#### ABOUT THIS TASK:
Go through the listing beneath and show each line containing the string "Pending".

== Segment start ==

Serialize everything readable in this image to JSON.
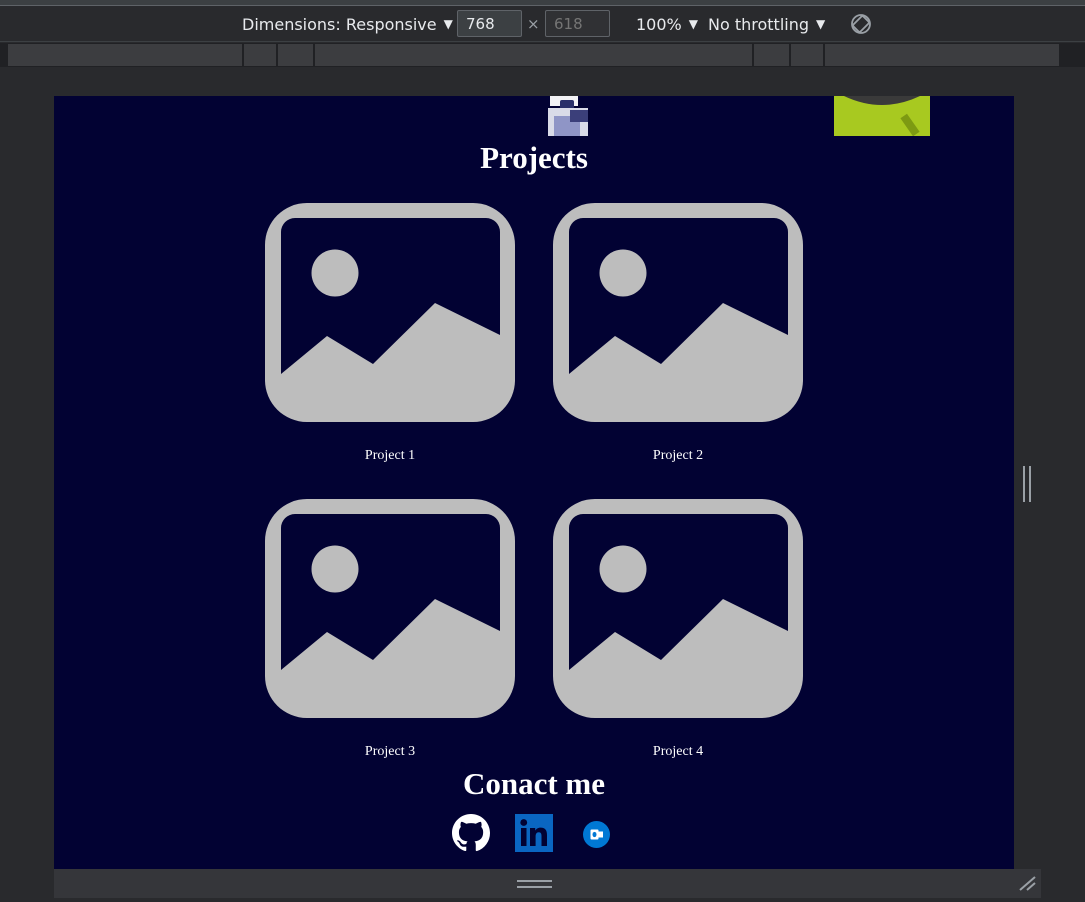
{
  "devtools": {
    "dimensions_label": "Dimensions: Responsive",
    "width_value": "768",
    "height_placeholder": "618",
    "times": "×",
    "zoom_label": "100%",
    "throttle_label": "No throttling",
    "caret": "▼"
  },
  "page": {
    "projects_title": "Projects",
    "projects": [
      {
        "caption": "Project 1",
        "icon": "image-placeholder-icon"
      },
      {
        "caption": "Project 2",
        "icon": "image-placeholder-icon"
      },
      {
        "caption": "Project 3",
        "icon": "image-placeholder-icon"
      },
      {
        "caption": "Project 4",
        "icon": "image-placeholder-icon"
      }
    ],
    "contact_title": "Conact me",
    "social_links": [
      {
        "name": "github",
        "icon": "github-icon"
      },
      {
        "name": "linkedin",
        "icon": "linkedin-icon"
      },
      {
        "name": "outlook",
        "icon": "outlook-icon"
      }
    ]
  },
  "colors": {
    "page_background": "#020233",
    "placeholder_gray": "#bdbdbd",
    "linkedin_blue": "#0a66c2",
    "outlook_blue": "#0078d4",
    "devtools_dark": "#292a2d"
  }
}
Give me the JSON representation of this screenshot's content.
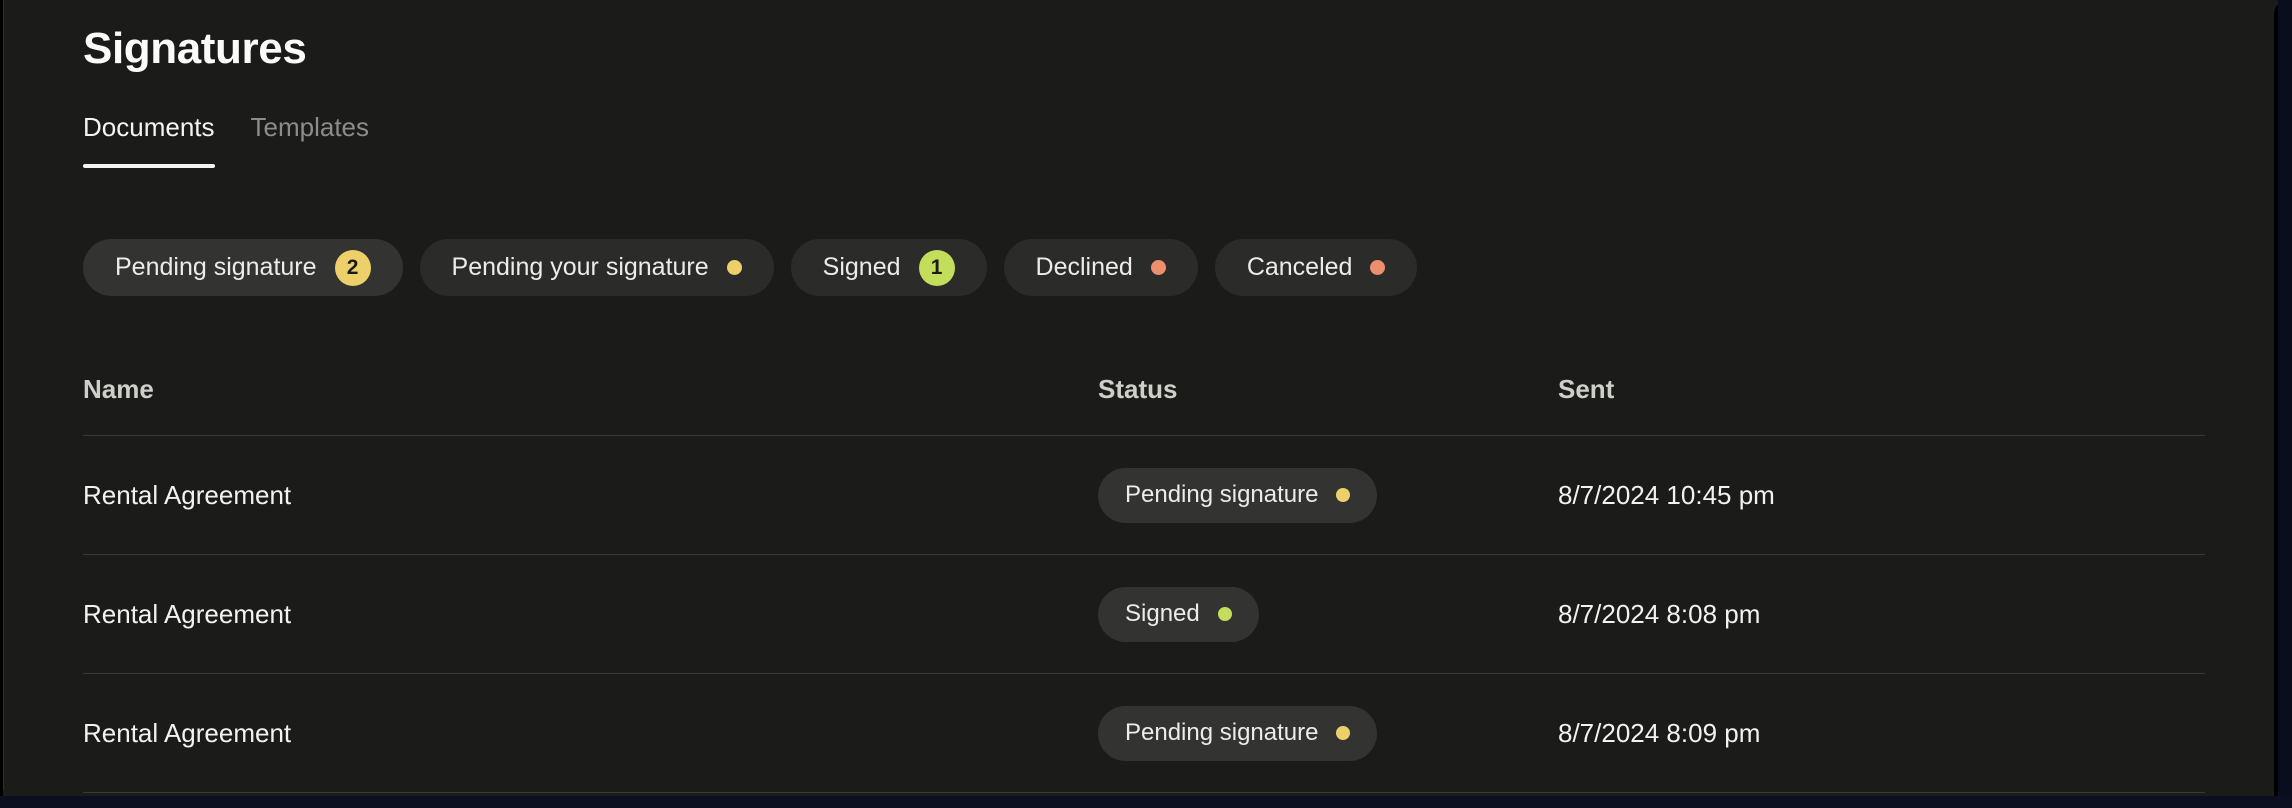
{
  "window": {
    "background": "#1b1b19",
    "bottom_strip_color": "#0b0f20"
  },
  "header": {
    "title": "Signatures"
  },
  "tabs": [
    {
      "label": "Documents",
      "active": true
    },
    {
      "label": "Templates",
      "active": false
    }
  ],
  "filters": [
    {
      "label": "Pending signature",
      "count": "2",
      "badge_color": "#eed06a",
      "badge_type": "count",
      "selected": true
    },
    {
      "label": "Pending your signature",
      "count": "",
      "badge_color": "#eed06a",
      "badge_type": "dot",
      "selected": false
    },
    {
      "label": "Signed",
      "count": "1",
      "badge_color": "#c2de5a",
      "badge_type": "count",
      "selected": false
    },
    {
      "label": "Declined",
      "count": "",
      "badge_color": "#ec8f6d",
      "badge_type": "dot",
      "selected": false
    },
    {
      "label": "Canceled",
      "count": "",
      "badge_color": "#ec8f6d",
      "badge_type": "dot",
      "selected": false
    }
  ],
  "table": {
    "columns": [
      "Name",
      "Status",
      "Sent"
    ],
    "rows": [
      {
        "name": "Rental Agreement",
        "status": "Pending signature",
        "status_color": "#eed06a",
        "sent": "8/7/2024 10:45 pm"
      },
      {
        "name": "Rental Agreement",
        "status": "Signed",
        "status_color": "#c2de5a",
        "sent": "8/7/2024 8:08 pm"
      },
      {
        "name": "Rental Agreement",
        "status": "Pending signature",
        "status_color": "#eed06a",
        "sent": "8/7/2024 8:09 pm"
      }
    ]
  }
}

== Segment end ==
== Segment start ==

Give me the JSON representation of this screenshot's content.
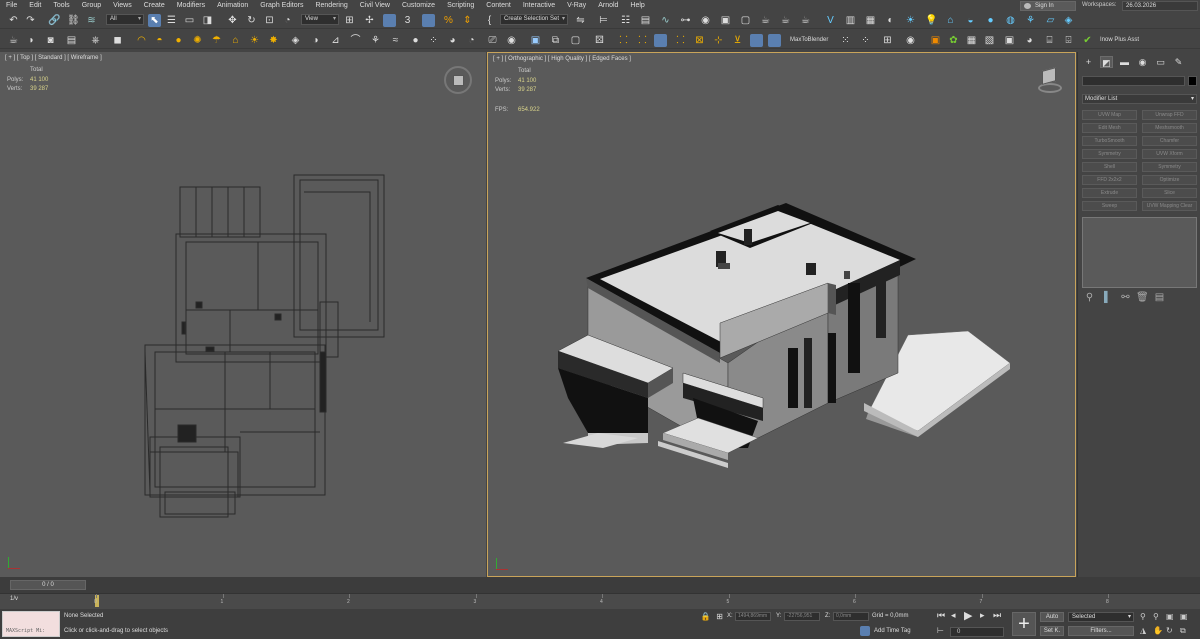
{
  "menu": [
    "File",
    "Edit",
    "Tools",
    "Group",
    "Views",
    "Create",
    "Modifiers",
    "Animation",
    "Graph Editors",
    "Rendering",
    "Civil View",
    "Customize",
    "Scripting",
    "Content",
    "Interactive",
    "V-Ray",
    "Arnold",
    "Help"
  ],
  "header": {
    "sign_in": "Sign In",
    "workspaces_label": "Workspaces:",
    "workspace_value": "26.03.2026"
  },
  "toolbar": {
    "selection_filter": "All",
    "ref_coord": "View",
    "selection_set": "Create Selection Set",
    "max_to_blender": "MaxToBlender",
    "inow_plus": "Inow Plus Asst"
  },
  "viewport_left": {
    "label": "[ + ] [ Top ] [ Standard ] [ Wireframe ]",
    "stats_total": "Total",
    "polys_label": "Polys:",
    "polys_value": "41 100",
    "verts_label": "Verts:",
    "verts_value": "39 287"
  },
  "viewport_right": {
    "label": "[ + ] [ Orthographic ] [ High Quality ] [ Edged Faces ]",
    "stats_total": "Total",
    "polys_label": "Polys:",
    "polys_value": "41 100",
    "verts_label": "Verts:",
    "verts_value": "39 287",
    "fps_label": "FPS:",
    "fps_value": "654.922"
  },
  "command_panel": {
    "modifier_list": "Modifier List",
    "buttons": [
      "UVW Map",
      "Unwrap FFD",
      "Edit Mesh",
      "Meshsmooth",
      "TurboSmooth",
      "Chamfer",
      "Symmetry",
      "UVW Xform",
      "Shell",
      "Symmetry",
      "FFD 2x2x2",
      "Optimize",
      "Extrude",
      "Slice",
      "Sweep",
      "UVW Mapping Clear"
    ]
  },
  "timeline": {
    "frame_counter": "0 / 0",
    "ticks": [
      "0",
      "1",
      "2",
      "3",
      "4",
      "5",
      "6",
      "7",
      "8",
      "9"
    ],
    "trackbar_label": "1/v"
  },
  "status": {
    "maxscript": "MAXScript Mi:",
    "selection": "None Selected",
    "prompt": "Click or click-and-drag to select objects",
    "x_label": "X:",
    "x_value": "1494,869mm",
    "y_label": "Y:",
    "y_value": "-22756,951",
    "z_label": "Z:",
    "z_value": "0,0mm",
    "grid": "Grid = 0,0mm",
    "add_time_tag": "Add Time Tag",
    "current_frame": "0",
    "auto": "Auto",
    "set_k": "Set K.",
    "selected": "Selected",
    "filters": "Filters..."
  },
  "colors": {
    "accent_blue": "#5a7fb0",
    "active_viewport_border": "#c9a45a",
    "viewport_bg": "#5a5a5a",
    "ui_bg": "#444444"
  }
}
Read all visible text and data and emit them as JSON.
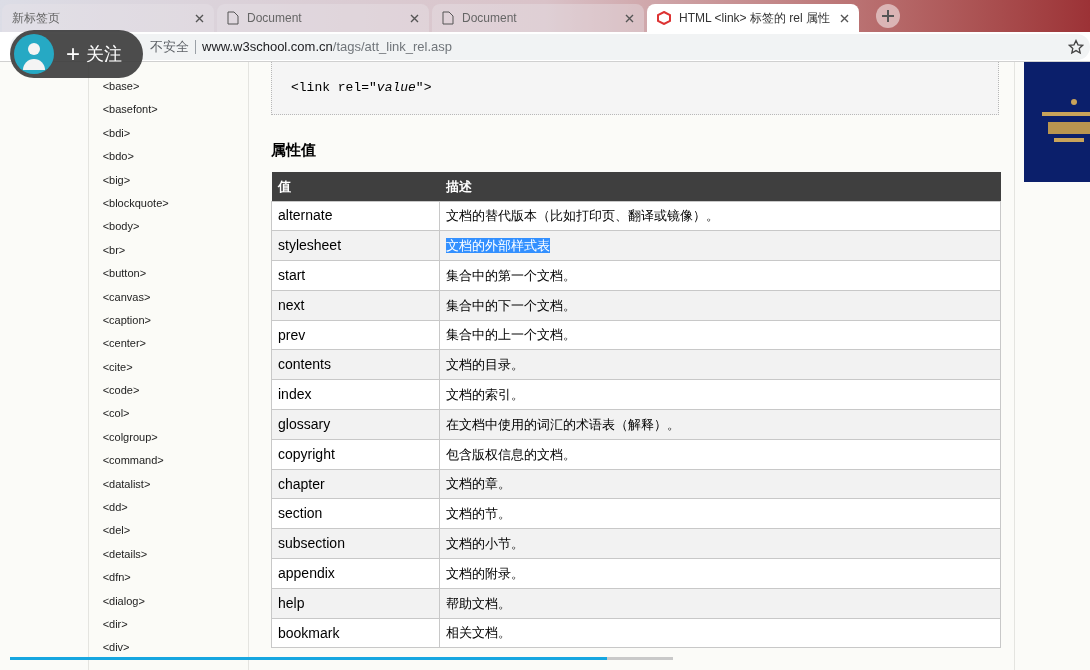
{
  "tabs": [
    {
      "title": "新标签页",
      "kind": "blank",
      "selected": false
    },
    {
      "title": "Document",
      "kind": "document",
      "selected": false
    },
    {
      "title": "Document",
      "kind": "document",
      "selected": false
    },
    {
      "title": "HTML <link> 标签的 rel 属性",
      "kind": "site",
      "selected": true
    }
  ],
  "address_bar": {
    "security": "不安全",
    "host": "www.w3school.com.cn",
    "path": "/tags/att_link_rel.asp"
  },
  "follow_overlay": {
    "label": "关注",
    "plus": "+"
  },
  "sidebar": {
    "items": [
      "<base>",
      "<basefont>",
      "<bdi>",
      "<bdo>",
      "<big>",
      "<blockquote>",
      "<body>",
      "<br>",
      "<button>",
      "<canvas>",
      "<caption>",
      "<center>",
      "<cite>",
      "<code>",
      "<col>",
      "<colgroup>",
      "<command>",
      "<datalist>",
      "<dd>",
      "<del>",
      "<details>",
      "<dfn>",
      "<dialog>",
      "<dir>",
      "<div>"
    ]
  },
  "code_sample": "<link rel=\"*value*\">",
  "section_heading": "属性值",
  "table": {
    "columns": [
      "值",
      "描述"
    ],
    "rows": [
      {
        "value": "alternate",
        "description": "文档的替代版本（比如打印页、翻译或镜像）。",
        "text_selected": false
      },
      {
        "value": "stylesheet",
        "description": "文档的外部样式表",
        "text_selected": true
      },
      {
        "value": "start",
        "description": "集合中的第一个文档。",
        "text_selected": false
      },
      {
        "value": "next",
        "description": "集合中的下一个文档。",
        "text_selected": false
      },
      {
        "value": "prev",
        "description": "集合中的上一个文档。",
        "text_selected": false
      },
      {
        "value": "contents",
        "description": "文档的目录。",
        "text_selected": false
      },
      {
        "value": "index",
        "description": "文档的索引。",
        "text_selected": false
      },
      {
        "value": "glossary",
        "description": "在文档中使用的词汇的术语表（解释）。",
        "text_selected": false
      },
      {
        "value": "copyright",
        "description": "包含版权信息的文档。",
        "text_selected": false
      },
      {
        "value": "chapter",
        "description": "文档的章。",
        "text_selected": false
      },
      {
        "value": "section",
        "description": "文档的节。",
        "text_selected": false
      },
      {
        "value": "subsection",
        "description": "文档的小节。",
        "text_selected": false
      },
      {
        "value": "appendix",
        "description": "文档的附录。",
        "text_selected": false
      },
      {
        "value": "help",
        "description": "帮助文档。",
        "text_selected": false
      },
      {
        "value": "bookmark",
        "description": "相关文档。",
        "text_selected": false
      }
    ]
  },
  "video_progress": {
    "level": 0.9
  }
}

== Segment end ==

#### THE ANSWER:
      "label": "Pending signature",
      "label": "Pending your signature",
        "status": "Pending signature",
        "status": "Pending signature",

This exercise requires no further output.